## Requirement
Your task is to copy every line below that contains the word "query".

[Collection entries]
= Beginning of Section =

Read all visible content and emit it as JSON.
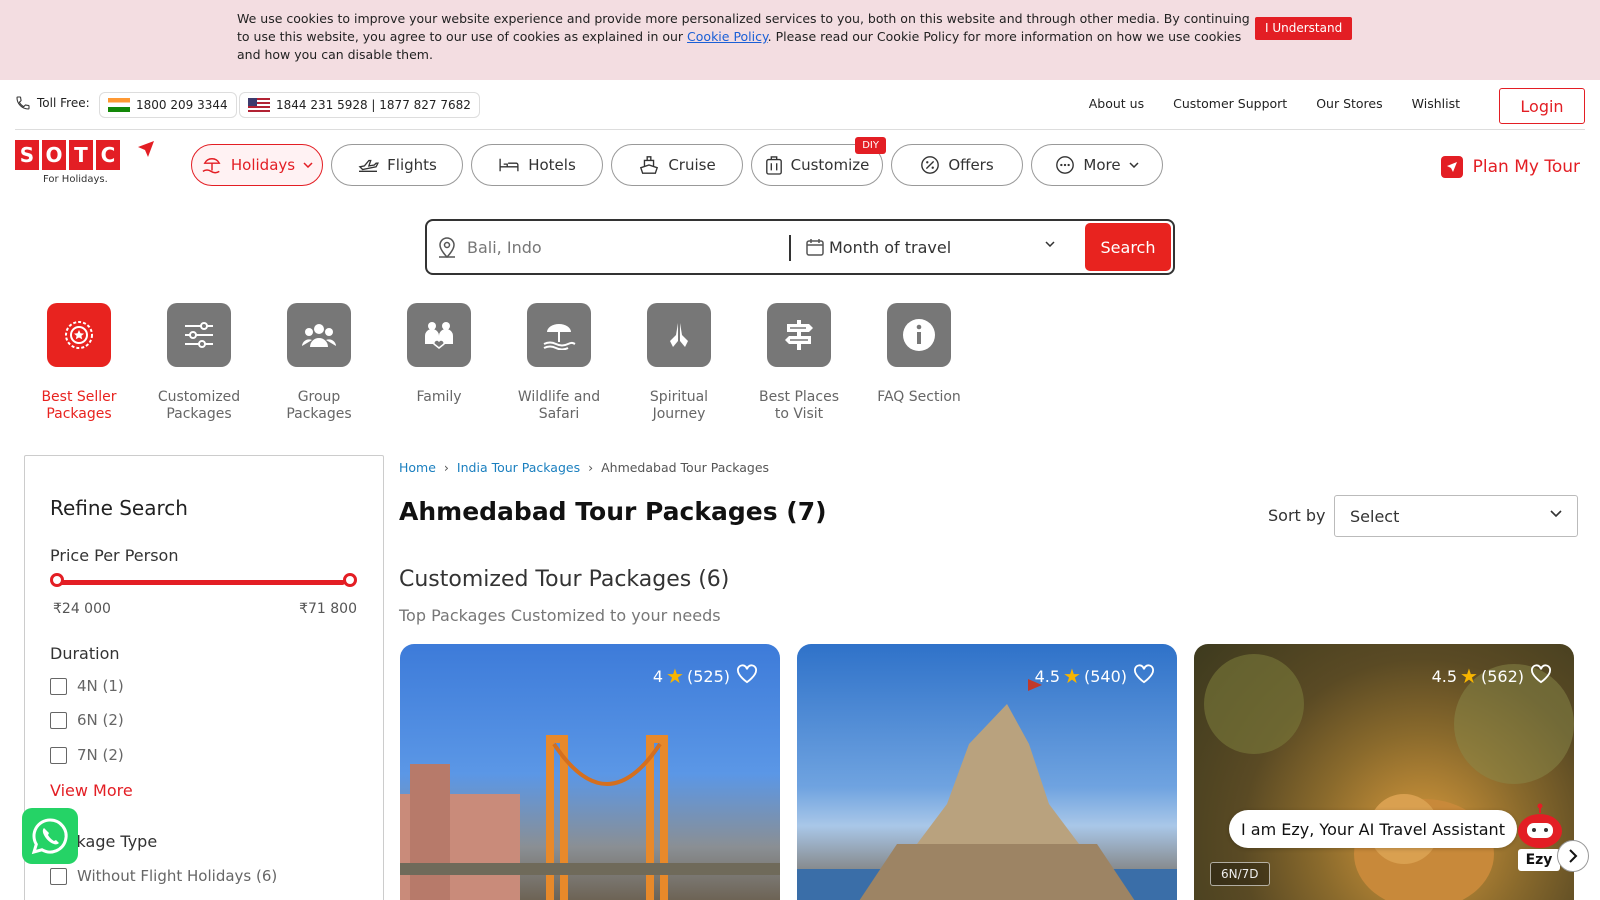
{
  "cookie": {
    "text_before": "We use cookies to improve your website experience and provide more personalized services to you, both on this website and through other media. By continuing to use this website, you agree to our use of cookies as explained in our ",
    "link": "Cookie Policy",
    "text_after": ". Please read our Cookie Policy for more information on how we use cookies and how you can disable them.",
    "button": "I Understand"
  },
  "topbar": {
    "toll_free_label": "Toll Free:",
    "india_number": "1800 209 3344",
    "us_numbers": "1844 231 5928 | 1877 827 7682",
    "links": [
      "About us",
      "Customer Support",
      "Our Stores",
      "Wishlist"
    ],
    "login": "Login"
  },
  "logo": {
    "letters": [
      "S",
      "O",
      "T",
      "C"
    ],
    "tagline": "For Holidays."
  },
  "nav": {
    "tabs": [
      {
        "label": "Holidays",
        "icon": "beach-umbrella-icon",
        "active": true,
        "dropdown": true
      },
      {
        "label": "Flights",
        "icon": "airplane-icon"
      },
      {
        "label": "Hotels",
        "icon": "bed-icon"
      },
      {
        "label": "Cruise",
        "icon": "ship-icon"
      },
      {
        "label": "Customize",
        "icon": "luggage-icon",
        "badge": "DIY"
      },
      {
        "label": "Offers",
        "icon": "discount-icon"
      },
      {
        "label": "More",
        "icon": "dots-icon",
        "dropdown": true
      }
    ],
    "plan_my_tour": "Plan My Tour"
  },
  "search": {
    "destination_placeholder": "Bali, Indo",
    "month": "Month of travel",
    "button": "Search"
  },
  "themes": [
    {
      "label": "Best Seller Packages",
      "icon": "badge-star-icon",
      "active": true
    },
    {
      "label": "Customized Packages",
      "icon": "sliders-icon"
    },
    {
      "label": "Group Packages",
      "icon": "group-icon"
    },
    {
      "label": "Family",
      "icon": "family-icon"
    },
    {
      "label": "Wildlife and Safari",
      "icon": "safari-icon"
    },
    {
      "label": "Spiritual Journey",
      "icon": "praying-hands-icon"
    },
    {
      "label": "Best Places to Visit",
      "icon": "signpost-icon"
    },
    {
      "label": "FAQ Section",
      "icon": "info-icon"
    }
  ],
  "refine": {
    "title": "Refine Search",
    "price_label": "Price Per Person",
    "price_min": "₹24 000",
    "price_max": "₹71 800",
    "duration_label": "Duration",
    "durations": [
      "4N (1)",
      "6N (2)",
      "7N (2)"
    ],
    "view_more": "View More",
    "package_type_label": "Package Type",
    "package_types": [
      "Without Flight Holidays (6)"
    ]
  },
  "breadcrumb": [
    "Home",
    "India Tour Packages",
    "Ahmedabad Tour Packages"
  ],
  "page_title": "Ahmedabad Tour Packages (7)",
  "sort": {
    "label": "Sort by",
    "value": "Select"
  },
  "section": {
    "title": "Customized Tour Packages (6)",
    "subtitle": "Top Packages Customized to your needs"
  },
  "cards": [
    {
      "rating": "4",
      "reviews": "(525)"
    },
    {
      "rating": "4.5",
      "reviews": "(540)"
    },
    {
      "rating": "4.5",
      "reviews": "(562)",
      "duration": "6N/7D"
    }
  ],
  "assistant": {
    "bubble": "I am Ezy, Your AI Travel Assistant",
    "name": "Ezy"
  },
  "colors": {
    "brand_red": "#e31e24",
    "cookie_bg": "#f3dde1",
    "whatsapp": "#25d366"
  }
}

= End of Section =
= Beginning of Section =

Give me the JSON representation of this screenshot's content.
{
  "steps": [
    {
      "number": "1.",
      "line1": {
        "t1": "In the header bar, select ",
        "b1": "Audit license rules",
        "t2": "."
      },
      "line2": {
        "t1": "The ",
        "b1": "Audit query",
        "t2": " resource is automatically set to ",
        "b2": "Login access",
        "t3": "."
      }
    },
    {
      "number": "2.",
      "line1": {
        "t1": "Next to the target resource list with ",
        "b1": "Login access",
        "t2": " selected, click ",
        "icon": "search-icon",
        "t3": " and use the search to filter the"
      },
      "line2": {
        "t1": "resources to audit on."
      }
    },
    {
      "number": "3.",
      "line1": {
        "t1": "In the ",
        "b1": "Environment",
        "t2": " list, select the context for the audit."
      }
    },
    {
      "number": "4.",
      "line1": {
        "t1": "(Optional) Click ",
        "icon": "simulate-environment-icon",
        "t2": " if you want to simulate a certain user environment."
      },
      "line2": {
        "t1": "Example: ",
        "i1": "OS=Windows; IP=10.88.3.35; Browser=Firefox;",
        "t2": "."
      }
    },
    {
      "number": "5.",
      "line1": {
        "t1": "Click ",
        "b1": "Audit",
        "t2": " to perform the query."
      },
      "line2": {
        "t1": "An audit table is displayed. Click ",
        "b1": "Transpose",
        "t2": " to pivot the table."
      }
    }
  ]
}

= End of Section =

## Exercise solution
        "b1": "Audit query",
        "t2": " to perform the query."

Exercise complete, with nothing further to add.